From the awesome postmodern artwork to the post-punk avant disco rhythms featured on this release, you could easily be forgiven for assuming that Frank Agrario is some long lost kindred spirit to the likes of Talking Heads. But you'd be wrong; Mr Agrario is actually Italian producer Francesco Brini who is Swayzak's former percussionist. A few years ago he got bitten buy the disco bug and hasn't looked back since. Here we get two authentically early 80s cuts - "Fireworks" being a sweaty late night punk funk grind with sultry female vocals and a serious Kid Creole obsession, and "Sacramento", upping the tempo for a piano-led badass bass twister. Hot!
Following his stunning Back To The Balearics debut late last year Belfast conjurer returns with a follow up EP to his inaugural "Pastel Love". Each cut shimmers and sparkles with synth majesty and glistening grooves as the Tust associate explores the true roots of sun-kissed Balearic bliss. "Rise" struts on an insistent synth riff while a web of sub-melodies twinkle in the background, "Goldline" slows things right down and infuses the current LA beat flavours with White Isle charm, "Savannas" is a dubbed out slo-mo stomper while "Balcony Life" closes the show with a tight texture of subtle euphoria. Truly beautiful.
Given that UK producer Dauwd made his name on the Pictures Music label, it's no surprise to see him graduating to Cologne institution Kompakt, after all both labels have shown an emphasis on melody and emotion in their respective discographies. Dauwd's arrival on Kompakt with Kindlinn comes after an initial appearance last year, remixing COMA's "My Orbit" and the three tracks suggest we really should be demanding more music from the producer! Sumptuous, playful and romantic are a few words that immediately spring to mind as lead track "Lydia" unfurls; the little flourishes of synths as the track draws towards it's close are particularly memorable. The title track shows off a tougher side to Dauwd in terms of groove, though the plangent textures remain intact, whilst "Rain Raker" largely forsakes beats in favour of compositional drama.
Perspective is a fascinating thing. Being positioned on the other side of the world can make the strangest things seem glamorous. Aussie producer Benny Badge (Freekwency) clearly finds the sound of Walford's E20 nightclub circa 1983 the most amazing thing ever, and frankly, who can blame him? Essex soul boy grooves dripping in glistening white-socks-synths and dry ice beats are the order of the day with highlights including the sleazy grind of "Friend Or Freek", the suggestively-titled "Midnight Rise" and the simply sublime "Just For Two". Dope.

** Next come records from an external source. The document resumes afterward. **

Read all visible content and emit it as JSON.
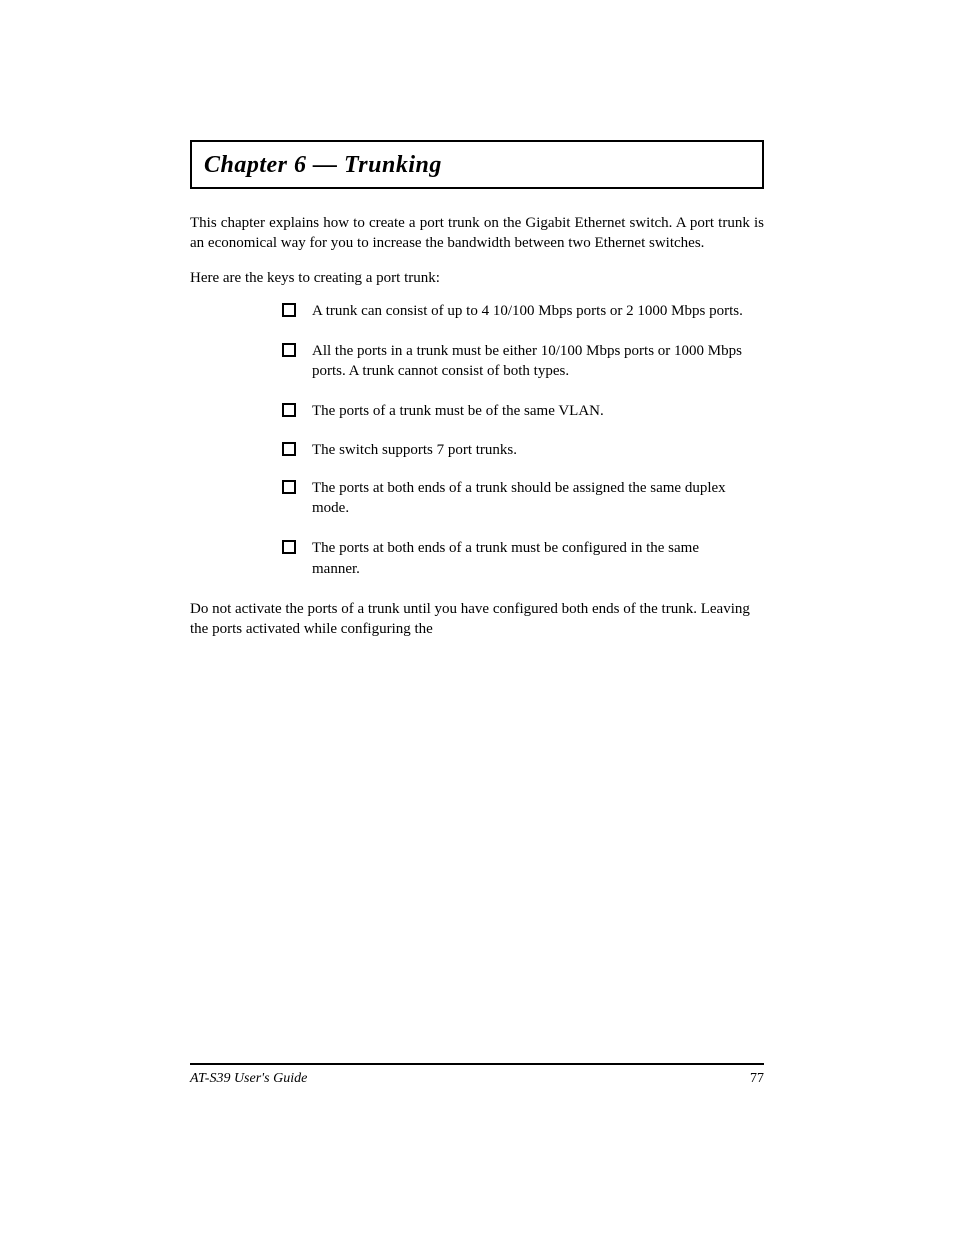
{
  "chapter": {
    "title": "Chapter 6 — Trunking"
  },
  "intro": "This chapter explains how to create a port trunk on the Gigabit Ethernet switch. A port trunk is an economical way for you to increase the bandwidth between two Ethernet switches.",
  "keys_intro": "Here are the keys to creating a port trunk:",
  "bullets": [
    "A trunk can consist of up to 4 10/100 Mbps ports or 2 1000 Mbps ports.",
    "All the ports in a trunk must be either 10/100 Mbps ports or 1000 Mbps ports. A trunk cannot consist of both types.",
    "The ports of a trunk must be of the same VLAN.",
    "The switch supports 7 port trunks.",
    "The ports at both ends of a trunk should be assigned the same duplex mode.",
    "The ports at both ends of a trunk must be configured in the same manner."
  ],
  "lead_in": "Do not activate the ports of a trunk until you have configured both ends of the trunk. Leaving the ports activated while configuring the",
  "footer": {
    "left": "AT-S39 User's Guide",
    "right": "77"
  }
}
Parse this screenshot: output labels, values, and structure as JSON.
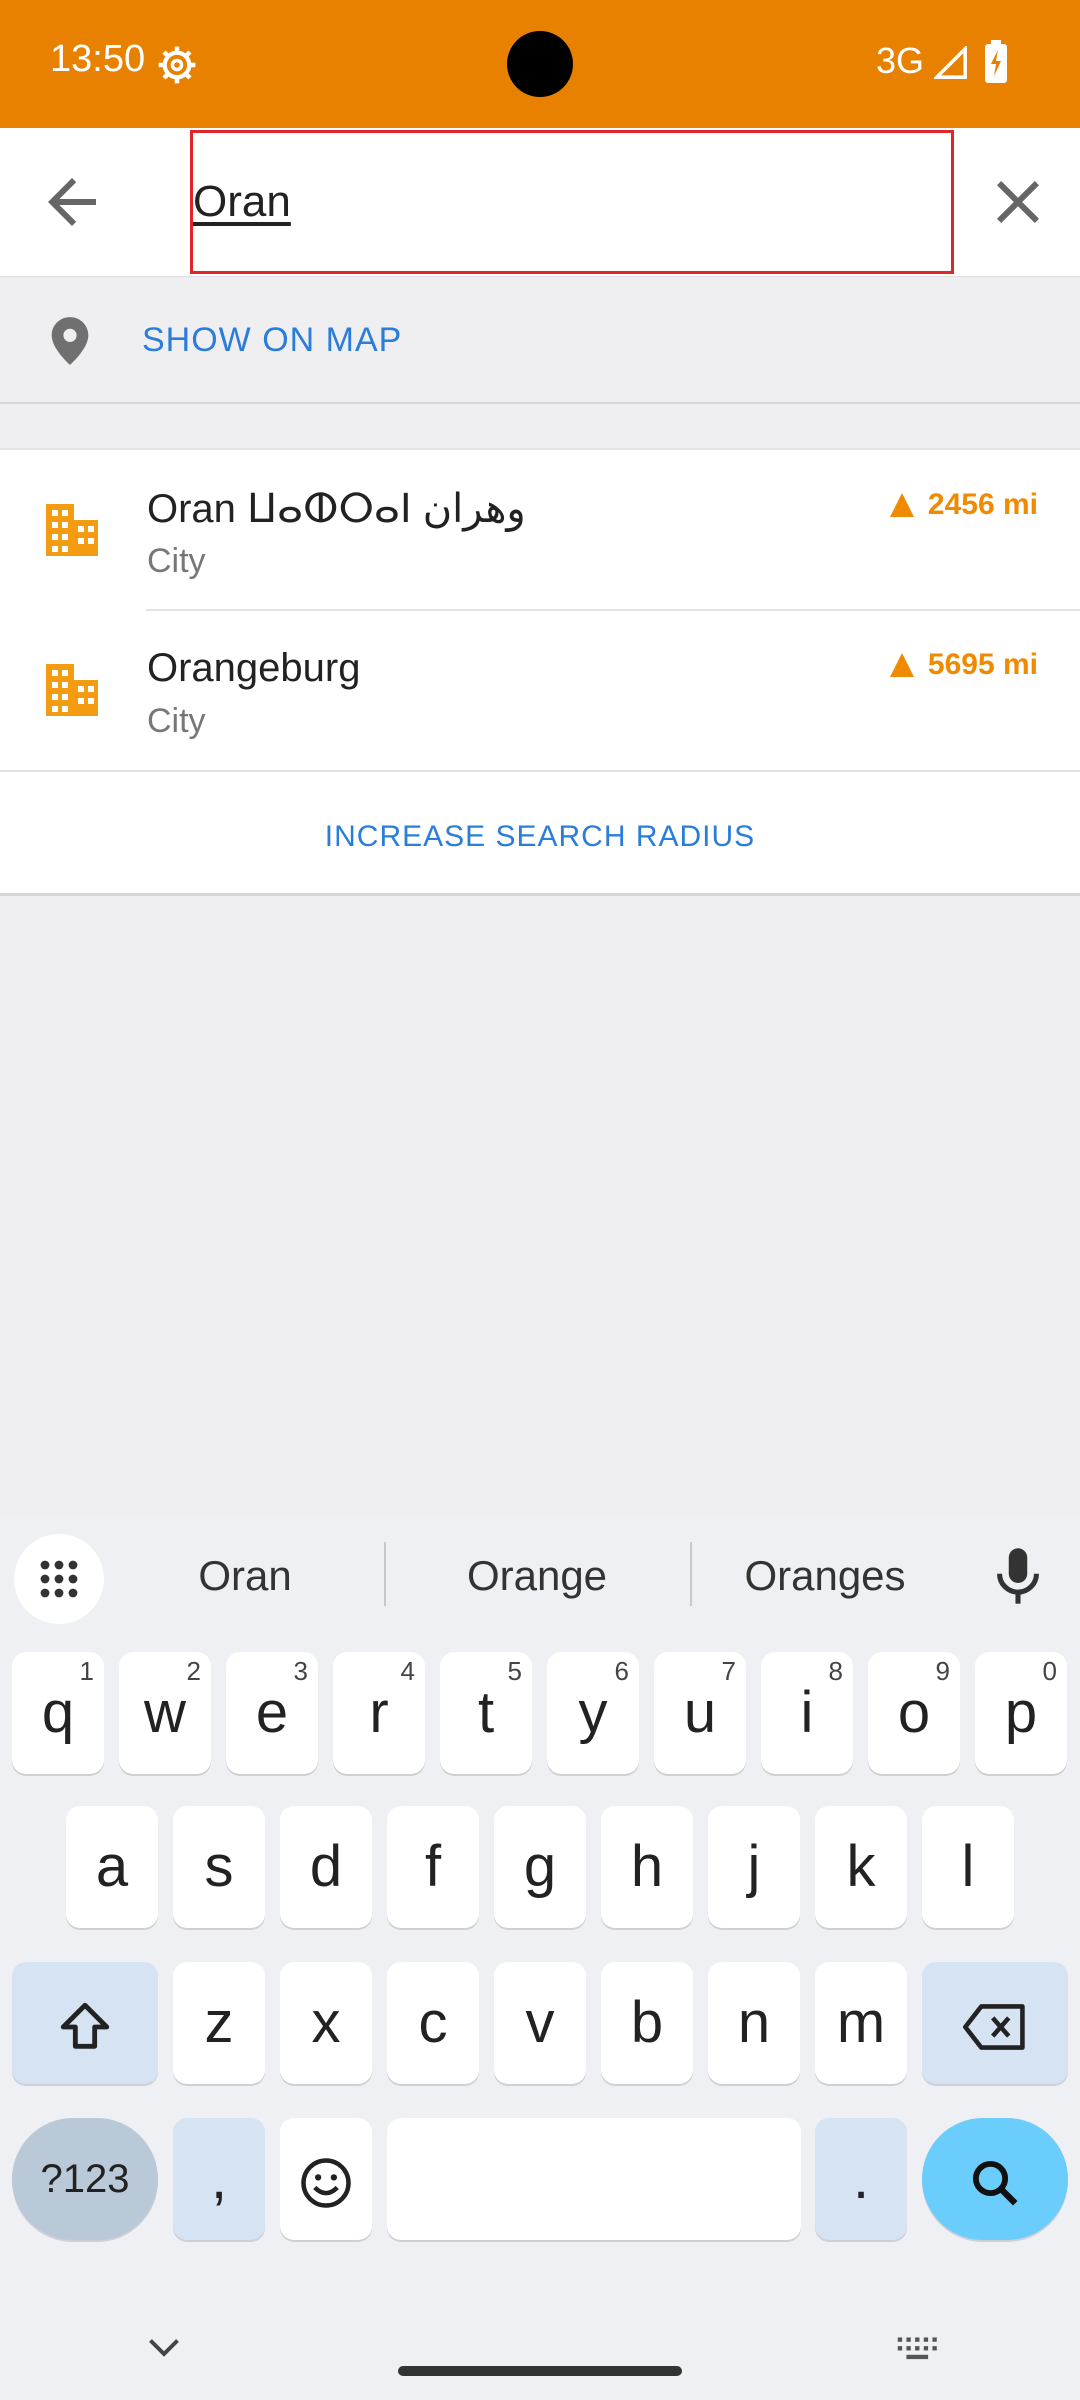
{
  "status_bar": {
    "time": "13:50",
    "network": "3G",
    "bg_color": "#e88000"
  },
  "search": {
    "query": "Oran"
  },
  "show_on_map": {
    "label": "SHOW ON MAP"
  },
  "results": [
    {
      "title": "Oran ⵡⴰⵀⵔⴰⵏ وهران",
      "subtitle": "City",
      "distance": "2456 mi"
    },
    {
      "title": "Orangeburg",
      "subtitle": "City",
      "distance": "5695 mi"
    }
  ],
  "increase_radius": {
    "label": "INCREASE SEARCH RADIUS"
  },
  "keyboard": {
    "suggestions": [
      "Oran",
      "Orange",
      "Oranges"
    ],
    "row1": [
      {
        "k": "q",
        "n": "1"
      },
      {
        "k": "w",
        "n": "2"
      },
      {
        "k": "e",
        "n": "3"
      },
      {
        "k": "r",
        "n": "4"
      },
      {
        "k": "t",
        "n": "5"
      },
      {
        "k": "y",
        "n": "6"
      },
      {
        "k": "u",
        "n": "7"
      },
      {
        "k": "i",
        "n": "8"
      },
      {
        "k": "o",
        "n": "9"
      },
      {
        "k": "p",
        "n": "0"
      }
    ],
    "row2": [
      "a",
      "s",
      "d",
      "f",
      "g",
      "h",
      "j",
      "k",
      "l"
    ],
    "row3": [
      "z",
      "x",
      "c",
      "v",
      "b",
      "n",
      "m"
    ],
    "symbols_label": "?123",
    "comma": ",",
    "period": "."
  },
  "colors": {
    "accent": "#e88000",
    "link": "#2a7ddb",
    "distance": "#f08a00"
  }
}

Dance music is a strange beast: in some quarters it's all about 'avin it large, and in others it's about blokes naming themselves after the people who study the origin and ultimate fate of the universe. Unsurprisingly this EP falls into the latter category, with two diverse tunes to choose from. First up, "Trip 1" is the cosmic disco belter Imagination could have, but never did, get round to making - that Just An Illusion bassline with clackity clack percussion: dancefloor gold basically. Conversely, "Trip 2" takes a flight to Jamaica for some deliciously spaced out cosmic dub.
Chicago's Bruce Ivery is known for his techy, linear jams on labels like Stilove4music, but he goes a little more conventionally clubby on two new tracks for Street Edits. The feverish "Harlem" is deep and moody house, while "Clap Your Hands" is unashamedly cheerful rolling disco-house. However the highlight here is "Mr Pagani (Impact Mix)" - where an Italo-disco-ish synth riff is looped into a hypnotic acid house mesmeriser.